The Delta Works, The Oosterscheldekering
The Oosterscheldekering (Eastern Scheldt storm surge barrier) is the largest of the Delta Works dams and sturge barriers. It connects the islands of Schouwen-Duiveland and Noord-Beveland over a distance of almost 9km. This dam was built between 1976 and 1986 to limit marine flooding following the North Sea Flood of 1953. It is the most famous work of the Delta Works because of its monumental size but also its innovative hydraulic technology and its complex and unique construction.
A unique work of hydraulic engineering
Conceived to close the Oosterschelde (or Eastern Scheldt), the project finally consists of a 3km long system of opening doors. This guarantees the salinity of the water and therefore does not disturb the ecosystem. However, it also complicated the work, multiplying the costs and requiring a new structure. In fact, work on the shelter had alreadystarted in the late 1960s and by 1973, 5km had already been dammed up. The project was therefore reconsidered and transformed between 1976 and 1986 to be permeable.
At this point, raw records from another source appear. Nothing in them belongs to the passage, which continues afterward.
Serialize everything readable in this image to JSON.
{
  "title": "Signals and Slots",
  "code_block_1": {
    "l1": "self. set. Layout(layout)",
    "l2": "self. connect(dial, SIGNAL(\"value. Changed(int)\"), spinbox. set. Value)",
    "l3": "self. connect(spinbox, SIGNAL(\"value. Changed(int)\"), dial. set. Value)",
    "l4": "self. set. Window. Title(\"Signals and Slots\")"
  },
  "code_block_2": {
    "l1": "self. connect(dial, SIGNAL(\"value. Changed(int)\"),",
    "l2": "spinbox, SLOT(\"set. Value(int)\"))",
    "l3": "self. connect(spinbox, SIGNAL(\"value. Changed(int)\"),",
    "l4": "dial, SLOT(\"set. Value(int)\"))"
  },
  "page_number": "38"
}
Thus the Oosterscheldekering is open and only closes in case of force majeure. More precisely, it closes when the sea level reaches 3m above the NAP (Normaal Amsterdams Peil or Amsterdam Ordnance Datum, a vertical datum nowadays used in Western Europe to measure the water level according to the Amsterdam reference level). Sixty-two openings, each forty metres wide, were installed to allow as much salt water through as possible. Its doors have only been closed about thirty times since it was commissioned.
A complex and innovative construction
The construction of a structure of this size required a unique technology and organization. The Oosterscheldekering was by far the most expensive of the Delta Works because of the desire to have a large open dam. The Oosterscheldekering was by far the most expensive of the Delta Works because of the desire to have a wide open barrier. The Oosterscheldekering is also used as a road for cars, as the N57 connects the islands with the country.
A Pillar D Steel Slide
B Sill Beam E Cylinder
C Top Beam F Upper Bow
The construction of the structure was done in a shallow part of the Oosterschelde, which was transformed into a work island. This island is called Neeltje Jans and was saved to facilitate the construction of the Oosterscheldekering. Today it is an area of 2.85km² dedicated to maintenance and converted into an educational centre, located between the two parts of the barrier. The 65 pillars were built on this island, as well as the foundation mats, beams and most parts of the barrier. Each pillar is colossal in size, measuring between 30 and 40m high and weighing 18,000 tons. They are made of concrete, hollow inside, filled with stones and sand once installed. Nearly 7000 cubic metres of concrete was needed for each pillar. After the construction of the pillars, the working area was flooded and specially designed and customed boats came to transport and install them. The pillars are placed on a mat to stabilise the seabed. After the transport, 62 steel slide carriers were installed between the pillars. They are 42m long and are activated by hydraulic jacks capable of lifting and supporting their weight (between 260 and 480 tons) and height (between 6 and 12m). Two additional pillars had also been built in case of damage, but they were not necessary and one of them is now used as a climbing wall in the bay of the island.
The most important of the four boats transporting and installing the pillars is the Ostrea, a red tugboat 85m long, with a reach of 50m in height that can carry 10,000 tons and thus leave the main part of the pillars out of the water during transport.